Problem to solve
All lines of the listing that contain "reports" should be shown in full.

Records to process
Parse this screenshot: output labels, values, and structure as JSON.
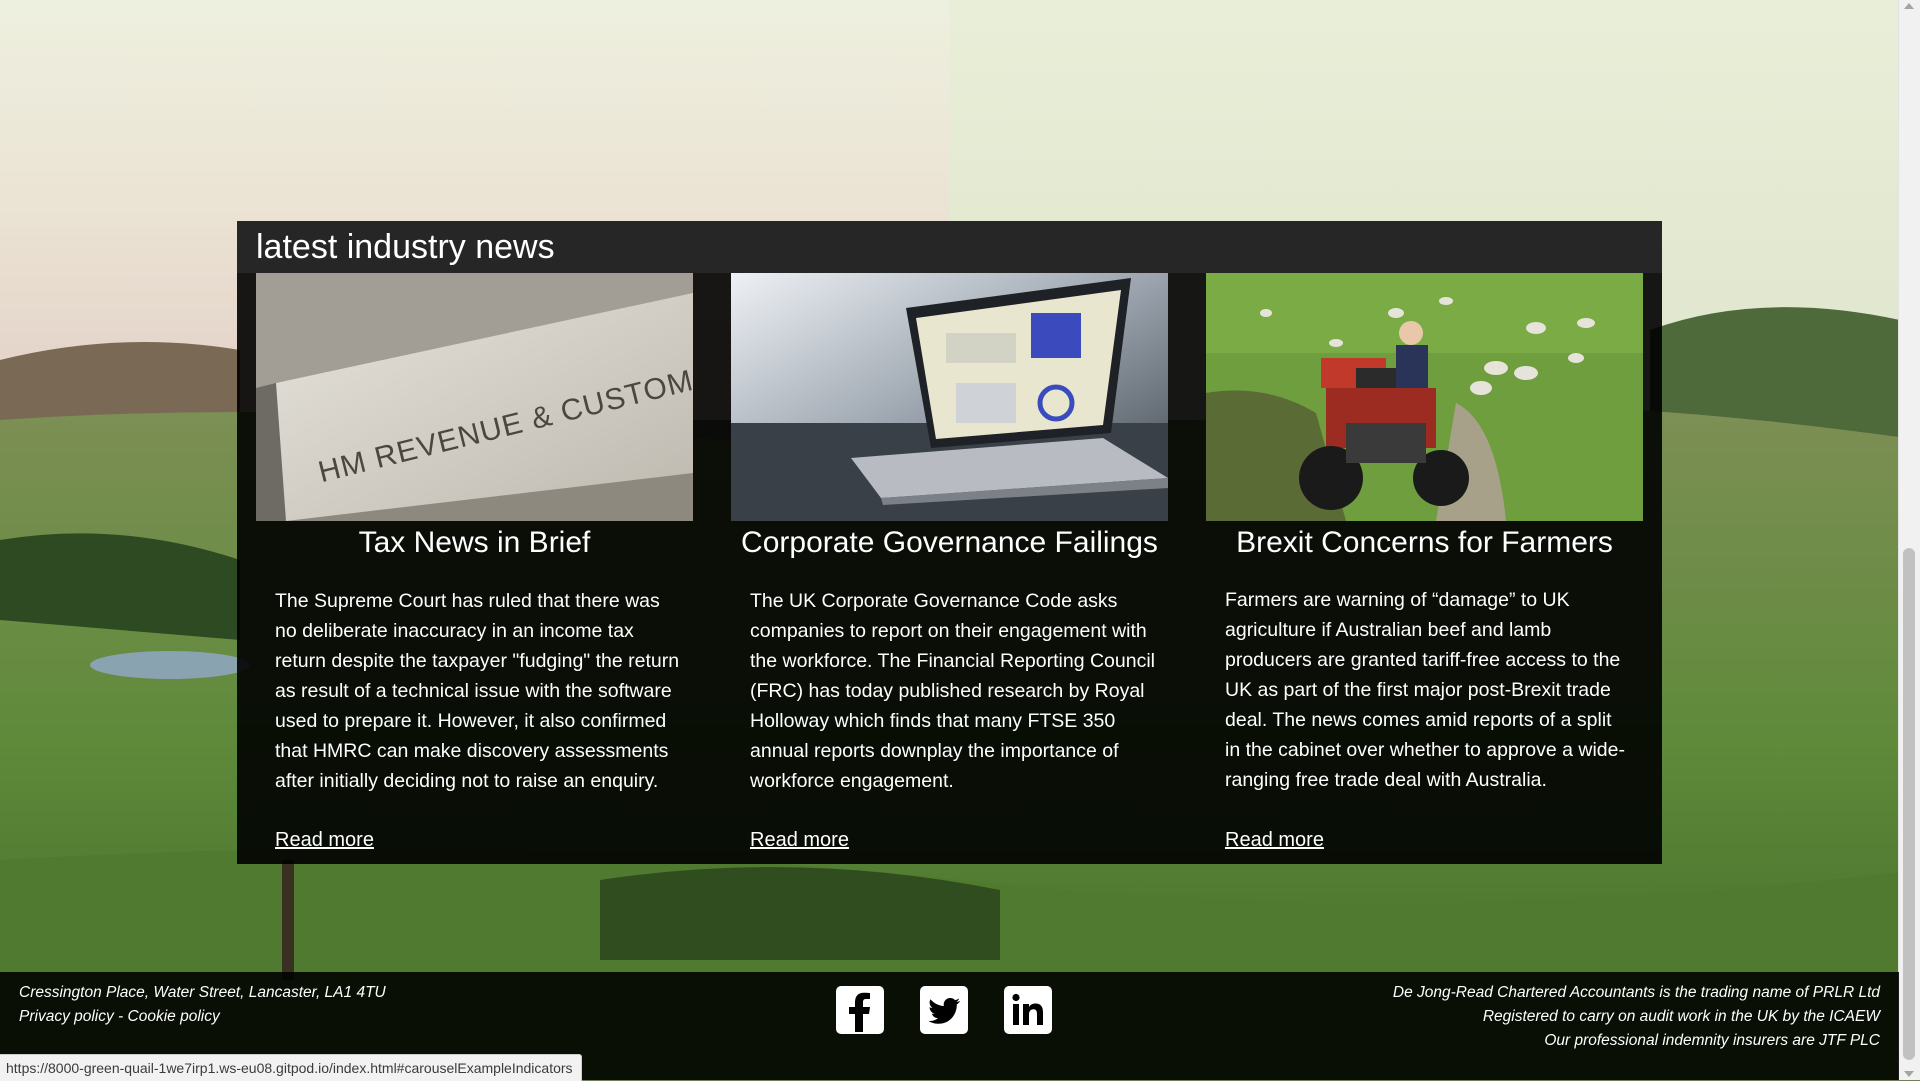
{
  "news": {
    "heading": "latest industry news",
    "articles": [
      {
        "title": "Tax News in Brief",
        "sign_text": "HM REVENUE & CUSTOMS",
        "body": "The Supreme Court has ruled that there was no deliberate inaccuracy in an income tax return despite the taxpayer \"fudging\" the return as result of a technical issue with the software used to prepare it. However, it also confirmed that HMRC can make discovery assessments after initially deciding not to raise an enquiry.",
        "link": "Read more"
      },
      {
        "title": "Corporate Governance Failings",
        "body": "The UK Corporate Governance Code asks companies to report on their engagement with the workforce. The Financial Reporting Council (FRC) has today published research by Royal Holloway which finds that many FTSE 350 annual reports downplay the importance of workforce engagement.",
        "link": "Read more"
      },
      {
        "title": "Brexit Concerns for Farmers",
        "body": "Farmers are warning of “damage” to UK agriculture if Australian beef and lamb producers are granted tariff-free access to the UK as part of the first major post-Brexit trade deal. The news comes amid reports of a split in the cabinet over whether to approve a wide-ranging free trade deal with Australia.",
        "link": "Read more"
      }
    ]
  },
  "footer": {
    "address": "Cressington Place, Water Street, Lancaster, LA1 4TU",
    "privacy": "Privacy policy",
    "separator": " - ",
    "cookie": "Cookie policy",
    "social": [
      "facebook-icon",
      "twitter-icon",
      "linkedin-icon"
    ],
    "legal": [
      "De Jong-Read Chartered Accountants is the trading name of PRLR Ltd",
      "Registered to carry on audit work in the UK by the ICAEW",
      "Our professional indemnity insurers are JTF PLC"
    ]
  },
  "status_url": "https://8000-green-quail-1we7irp1.ws-eu08.gitpod.io/index.html#carouselExampleIndicators",
  "colors": {
    "panel": "#000000",
    "header": "#282828",
    "text": "#ffffff",
    "grass": "#5f8a3a",
    "sky": "#e8ead6"
  }
}
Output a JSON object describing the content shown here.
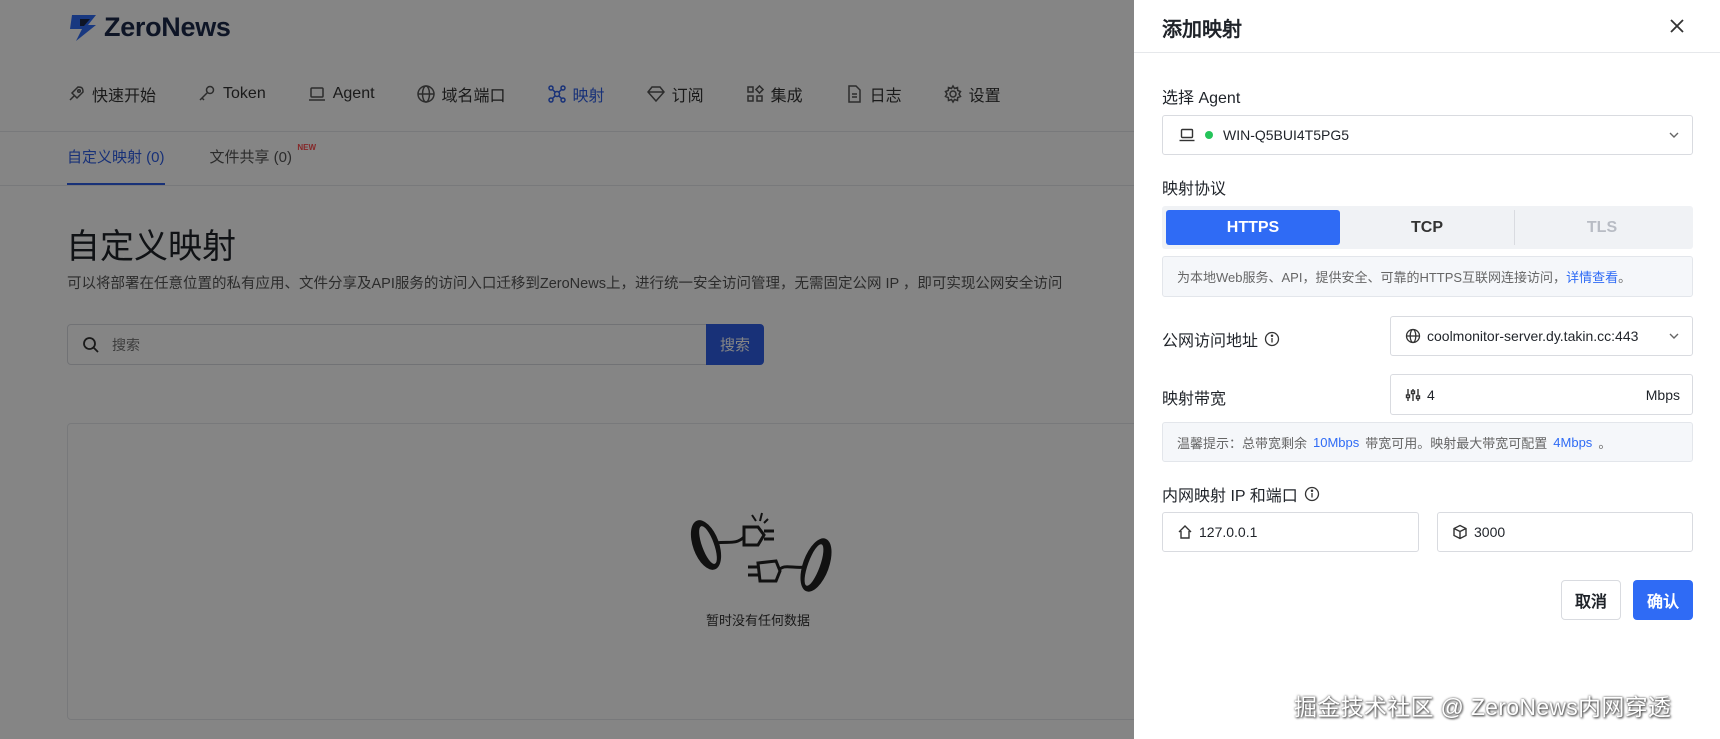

Reply to the task
        "body": "The UK Corporate Governance Code asks companies to report on their engagement with the workforce. The Financial Reporting Council (FRC) has today published research by Royal Holloway which finds that many FTSE 350 annual reports downplay the importance of workforce engagement.",
        "body": "Farmers are warning of “damage” to UK agriculture if Australian beef and lamb producers are granted tariff-free access to the UK as part of the first major post-Brexit trade deal. The news comes amid reports of a split in the cabinet over whether to approve a wide-ranging free trade deal with Australia.",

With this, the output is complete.